Content starts

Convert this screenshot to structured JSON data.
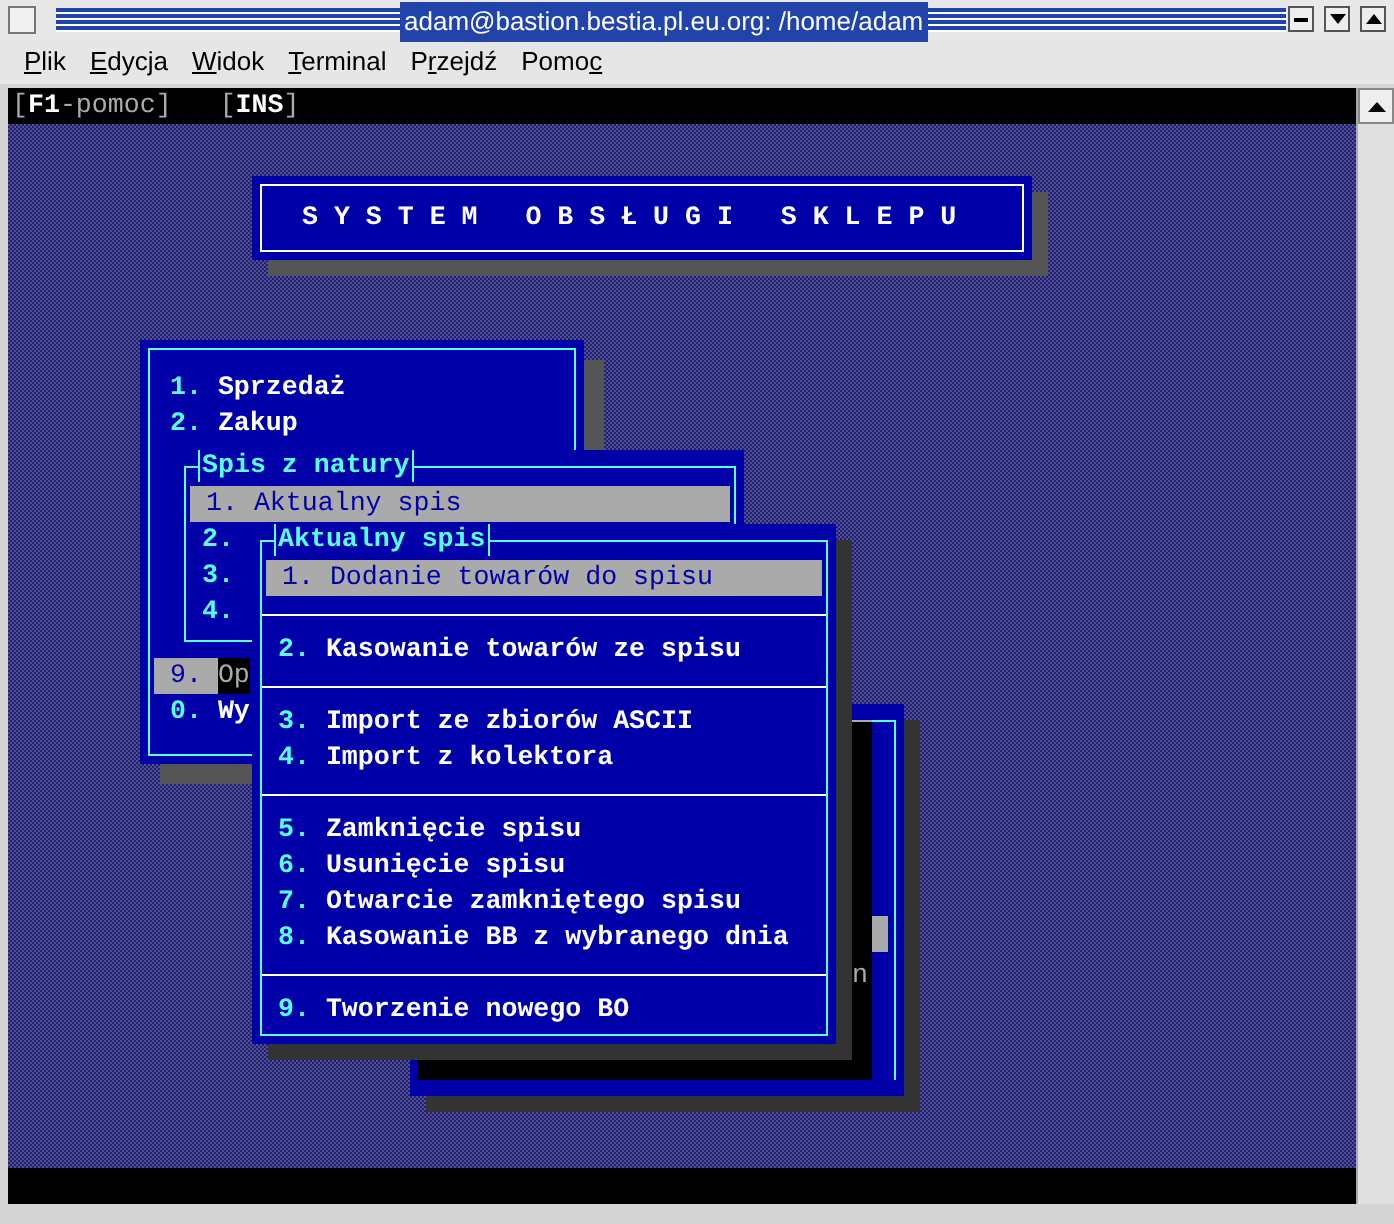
{
  "window": {
    "title": "adam@bastion.bestia.pl.eu.org: /home/adam"
  },
  "menu_bar": [
    {
      "mnemonic": "P",
      "rest": "lik"
    },
    {
      "mnemonic": "E",
      "rest": "dycja"
    },
    {
      "mnemonic": "W",
      "rest": "idok"
    },
    {
      "mnemonic": "T",
      "rest": "erminal"
    },
    {
      "before": "P",
      "mnemonic": "r",
      "rest": "zejdź"
    },
    {
      "before": "Pomo",
      "mnemonic": "c"
    }
  ],
  "status_line": [
    "[**F1**-pomoc]",
    "[**INS**]"
  ],
  "header": "S Y S T E M   O B S Ł U G I   S K L E P U",
  "main_menu": {
    "items": [
      {
        "number": "1.",
        "label": "Sprzedaż",
        "selected": false
      },
      {
        "number": "2.",
        "label": "Zakup",
        "selected": false
      },
      {
        "number": "9.",
        "label": "Op",
        "selected": true
      },
      {
        "number": "0.",
        "label": "Wy",
        "selected": false
      }
    ]
  },
  "spis_menu": {
    "title": "Spis z natury",
    "items": [
      {
        "number": "1.",
        "label": "Aktualny spis",
        "selected": true
      },
      {
        "number": "2.",
        "selected": false
      },
      {
        "number": "3.",
        "selected": false
      },
      {
        "number": "4.",
        "selected": false
      }
    ]
  },
  "back_window": {
    "text": "n"
  },
  "aktualny_menu": {
    "title": "Aktualny spis",
    "items": [
      {
        "kind": "item",
        "number": "1.",
        "label": "Dodanie towarów do spisu",
        "selected": true
      },
      {
        "kind": "separator"
      },
      {
        "kind": "item",
        "number": "2.",
        "label": "Kasowanie towarów ze spisu",
        "selected": false
      },
      {
        "kind": "separator"
      },
      {
        "kind": "item",
        "number": "3.",
        "label": "Import ze zbiorów ASCII",
        "selected": false
      },
      {
        "kind": "item",
        "number": "4.",
        "label": "Import z kolektora",
        "selected": false
      },
      {
        "kind": "separator"
      },
      {
        "kind": "item",
        "number": "5.",
        "label": "Zamknięcie spisu",
        "selected": false
      },
      {
        "kind": "item",
        "number": "6.",
        "label": "Usunięcie spisu",
        "selected": false
      },
      {
        "kind": "item",
        "number": "7.",
        "label": "Otwarcie zamkniętego spisu",
        "selected": false
      },
      {
        "kind": "item",
        "number": "8.",
        "label": "Kasowanie BB z wybranego dnia",
        "selected": false
      },
      {
        "kind": "separator"
      },
      {
        "kind": "item",
        "number": "9.",
        "label": "Tworzenie nowego BO",
        "selected": false
      }
    ]
  }
}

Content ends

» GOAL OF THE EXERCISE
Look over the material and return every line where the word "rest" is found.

» ANSWER FOR THE TASK
      "rest": "lik"
      "rest": "dycja"
      "rest": "idok"
      "rest": "erminal"
      "rest": "zejdź"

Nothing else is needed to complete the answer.